(Entries from a dataset of interfaces)

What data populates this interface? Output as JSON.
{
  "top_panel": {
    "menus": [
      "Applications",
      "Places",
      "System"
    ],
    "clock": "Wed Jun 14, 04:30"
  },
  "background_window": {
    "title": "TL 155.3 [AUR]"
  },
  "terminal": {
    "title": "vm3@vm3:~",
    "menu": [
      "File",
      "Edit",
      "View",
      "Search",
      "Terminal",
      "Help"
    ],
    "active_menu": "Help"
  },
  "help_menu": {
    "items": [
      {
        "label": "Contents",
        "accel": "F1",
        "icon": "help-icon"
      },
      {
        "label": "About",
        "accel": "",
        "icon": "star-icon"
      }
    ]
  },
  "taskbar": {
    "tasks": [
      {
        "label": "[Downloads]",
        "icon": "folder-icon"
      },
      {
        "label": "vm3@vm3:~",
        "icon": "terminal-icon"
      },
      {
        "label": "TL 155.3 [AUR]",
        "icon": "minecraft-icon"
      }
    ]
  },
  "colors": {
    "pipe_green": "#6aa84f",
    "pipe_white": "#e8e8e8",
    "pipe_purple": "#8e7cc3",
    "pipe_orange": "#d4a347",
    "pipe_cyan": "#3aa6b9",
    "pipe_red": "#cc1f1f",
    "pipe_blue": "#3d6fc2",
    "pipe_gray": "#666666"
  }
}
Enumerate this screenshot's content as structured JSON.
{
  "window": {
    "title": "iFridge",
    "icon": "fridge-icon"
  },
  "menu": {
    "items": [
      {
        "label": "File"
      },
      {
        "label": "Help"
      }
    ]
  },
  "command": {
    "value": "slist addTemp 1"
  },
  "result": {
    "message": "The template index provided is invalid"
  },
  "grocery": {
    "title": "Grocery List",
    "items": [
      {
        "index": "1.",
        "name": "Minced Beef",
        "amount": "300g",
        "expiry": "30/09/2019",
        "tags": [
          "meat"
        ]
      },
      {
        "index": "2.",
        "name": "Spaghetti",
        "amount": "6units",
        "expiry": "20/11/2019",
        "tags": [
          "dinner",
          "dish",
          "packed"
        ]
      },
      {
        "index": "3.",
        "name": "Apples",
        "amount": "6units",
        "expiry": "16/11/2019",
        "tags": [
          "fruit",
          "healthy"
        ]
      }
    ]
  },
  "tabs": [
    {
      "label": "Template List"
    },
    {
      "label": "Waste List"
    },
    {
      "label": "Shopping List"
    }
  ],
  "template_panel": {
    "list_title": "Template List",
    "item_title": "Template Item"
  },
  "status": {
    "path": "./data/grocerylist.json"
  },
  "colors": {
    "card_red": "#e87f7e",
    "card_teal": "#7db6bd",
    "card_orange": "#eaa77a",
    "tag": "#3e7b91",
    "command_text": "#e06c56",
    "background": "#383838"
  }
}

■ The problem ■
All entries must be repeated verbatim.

■ Task solution ■
What data populates this interface? Output as JSON.
{
  "top_panel": {
    "menus": [
      "Applications",
      "Places",
      "System"
    ],
    "clock": "Wed Jun 14, 04:30"
  },
  "background_window": {
    "title": "TL 155.3 [AUR]"
  },
  "terminal": {
    "title": "vm3@vm3:~",
    "menu": [
      "File",
      "Edit",
      "View",
      "Search",
      "Terminal",
      "Help"
    ],
    "active_menu": "Help"
  },
  "help_menu": {
    "items": [
      {
        "label": "Contents",
        "accel": "F1",
        "icon": "help-icon"
      },
      {
        "label": "About",
        "accel": "",
        "icon": "star-icon"
      }
    ]
  },
  "taskbar": {
    "tasks": [
      {
        "label": "[Downloads]",
        "icon": "folder-icon"
      },
      {
        "label": "vm3@vm3:~",
        "icon": "terminal-icon"
      },
      {
        "label": "TL 155.3 [AUR]",
        "icon": "minecraft-icon"
      }
    ]
  },
  "colors": {
    "pipe_green": "#6aa84f",
    "pipe_white": "#e8e8e8",
    "pipe_purple": "#8e7cc3",
    "pipe_orange": "#d4a347",
    "pipe_cyan": "#3aa6b9",
    "pipe_red": "#cc1f1f",
    "pipe_blue": "#3d6fc2",
    "pipe_gray": "#666666"
  }
}
Enumerate this screenshot's content as structured JSON.
{
  "window": {
    "title": "iFridge",
    "icon": "fridge-icon"
  },
  "menu": {
    "items": [
      {
        "label": "File"
      },
      {
        "label": "Help"
      }
    ]
  },
  "command": {
    "value": "slist addTemp 1"
  },
  "result": {
    "message": "The template index provided is invalid"
  },
  "grocery": {
    "title": "Grocery List",
    "items": [
      {
        "index": "1.",
        "name": "Minced Beef",
        "amount": "300g",
        "expiry": "30/09/2019",
        "tags": [
          "meat"
        ]
      },
      {
        "index": "2.",
        "name": "Spaghetti",
        "amount": "6units",
        "expiry": "20/11/2019",
        "tags": [
          "dinner",
          "dish",
          "packed"
        ]
      },
      {
        "index": "3.",
        "name": "Apples",
        "amount": "6units",
        "expiry": "16/11/2019",
        "tags": [
          "fruit",
          "healthy"
        ]
      }
    ]
  },
  "tabs": [
    {
      "label": "Template List"
    },
    {
      "label": "Waste List"
    },
    {
      "label": "Shopping List"
    }
  ],
  "template_panel": {
    "list_title": "Template List",
    "item_title": "Template Item"
  },
  "status": {
    "path": "./data/grocerylist.json"
  },
  "colors": {
    "card_red": "#e87f7e",
    "card_teal": "#7db6bd",
    "card_orange": "#eaa77a",
    "tag": "#3e7b91",
    "command_text": "#e06c56",
    "background": "#383838"
  }
}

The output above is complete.